» Website and app data records:
________

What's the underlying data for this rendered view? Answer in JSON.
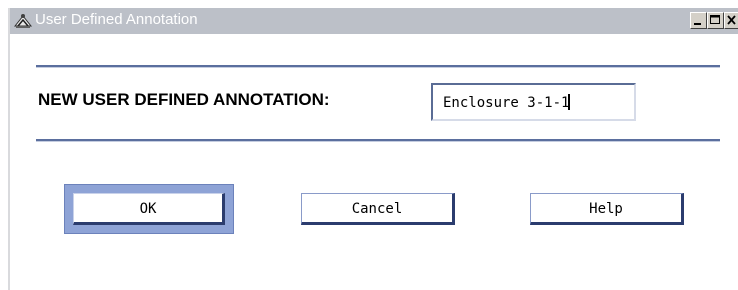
{
  "window": {
    "title": "User Defined Annotation",
    "title_icon": "app-logo-icon",
    "controls": {
      "minimize_icon": "minimize-icon",
      "maximize_icon": "maximize-icon",
      "close_icon": "close-icon"
    }
  },
  "form": {
    "label": "NEW USER DEFINED ANNOTATION:",
    "annotation_value": "Enclosure 3-1-1"
  },
  "buttons": {
    "ok": "OK",
    "cancel": "Cancel",
    "help": "Help"
  },
  "colors": {
    "titlebar": "#bcc0c8",
    "separator": "#5b6f9e",
    "ok_focus_frame": "#8ea3d6",
    "button_shadow": "#2b3c6e"
  }
}
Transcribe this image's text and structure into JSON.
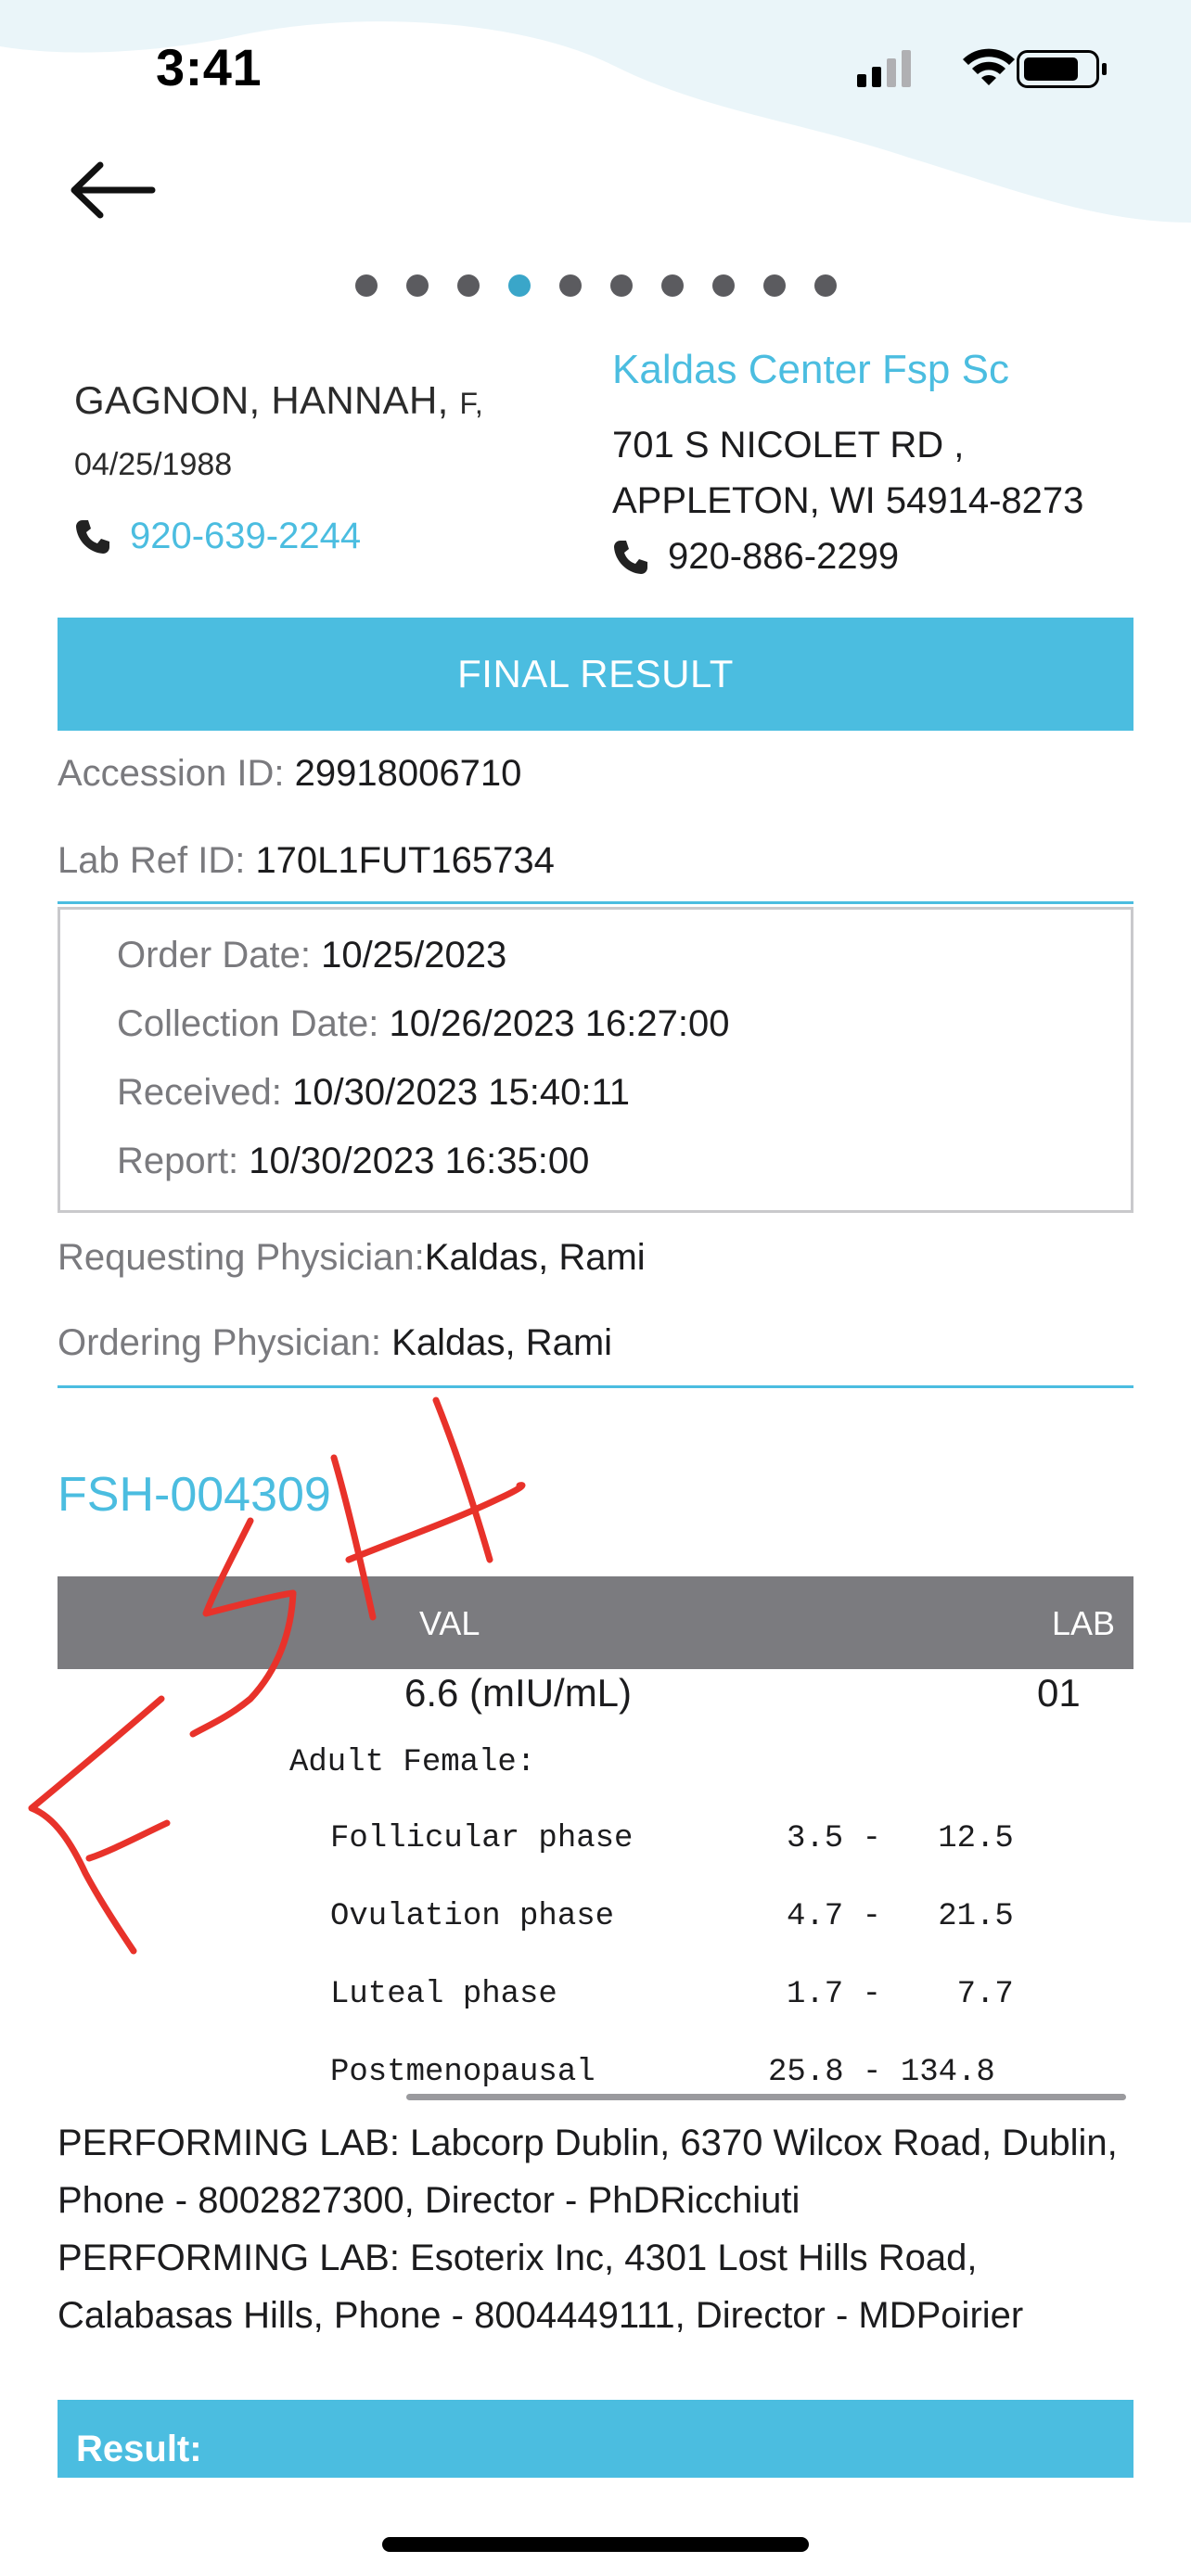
{
  "status_bar": {
    "time": "3:41"
  },
  "pager": {
    "count": 10,
    "active_index": 3
  },
  "patient": {
    "name": "GAGNON, HANNAH,",
    "sex": "F,",
    "dob": "04/25/1988",
    "phone": "920-639-2244"
  },
  "facility": {
    "name": "Kaldas Center Fsp Sc",
    "address_line1": "701 S NICOLET RD ,",
    "address_line2": "APPLETON, WI 54914-8273",
    "phone": "920-886-2299"
  },
  "banner": {
    "label": "FINAL RESULT"
  },
  "accession": {
    "label": "Accession ID: ",
    "value": "29918006710"
  },
  "lab_ref": {
    "label": "Lab Ref ID: ",
    "value": "170L1FUT165734"
  },
  "dates": {
    "order": {
      "label": "Order Date: ",
      "value": "10/25/2023"
    },
    "collection": {
      "label": "Collection Date: ",
      "value": "10/26/2023 16:27:00"
    },
    "received": {
      "label": "Received: ",
      "value": "10/30/2023 15:40:11"
    },
    "report": {
      "label": "Report: ",
      "value": "10/30/2023  16:35:00"
    }
  },
  "physicians": {
    "requesting": {
      "label": "Requesting Physician:",
      "value": "Kaldas, Rami"
    },
    "ordering": {
      "label": "Ordering Physician: ",
      "value": "Kaldas, Rami"
    }
  },
  "test": {
    "code": "FSH-004309",
    "columns": {
      "val": "VAL",
      "lab": "LAB"
    },
    "value": "6.6  (mIU/mL)",
    "lab": "01",
    "reference_header": "Adult Female:",
    "reference_ranges": [
      {
        "phase": "Follicular phase",
        "range": "3.5 -   12.5"
      },
      {
        "phase": "Ovulation phase",
        "range": "4.7 -   21.5"
      },
      {
        "phase": "Luteal phase",
        "range": "1.7 -    7.7"
      },
      {
        "phase": "Postmenopausal",
        "range": "25.8 - 134.8"
      }
    ]
  },
  "performing_labs": [
    "PERFORMING LAB: Labcorp Dublin, 6370 Wilcox Road, Dublin, Phone - 8002827300, Director - PhDRicchiuti",
    "PERFORMING LAB: Esoterix Inc, 4301 Lost Hills Road, Calabasas Hills, Phone - 8004449111, Director - MDPoirier"
  ],
  "result_section": {
    "label": "Result:"
  },
  "colors": {
    "accent": "#4bbde0",
    "pager_active": "#3aa6c9",
    "table_header": "#7b7b7f",
    "annotation": "#e8322a"
  },
  "icons": [
    "back-arrow-icon",
    "phone-icon",
    "signal-icon",
    "wifi-icon",
    "battery-icon"
  ]
}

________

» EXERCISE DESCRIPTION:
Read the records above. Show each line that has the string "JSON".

» OUTPUT OF THE EXERCISE:
What's the underlying data for this rendered view? Answer in JSON.
Transcribe this image's text and structure into JSON.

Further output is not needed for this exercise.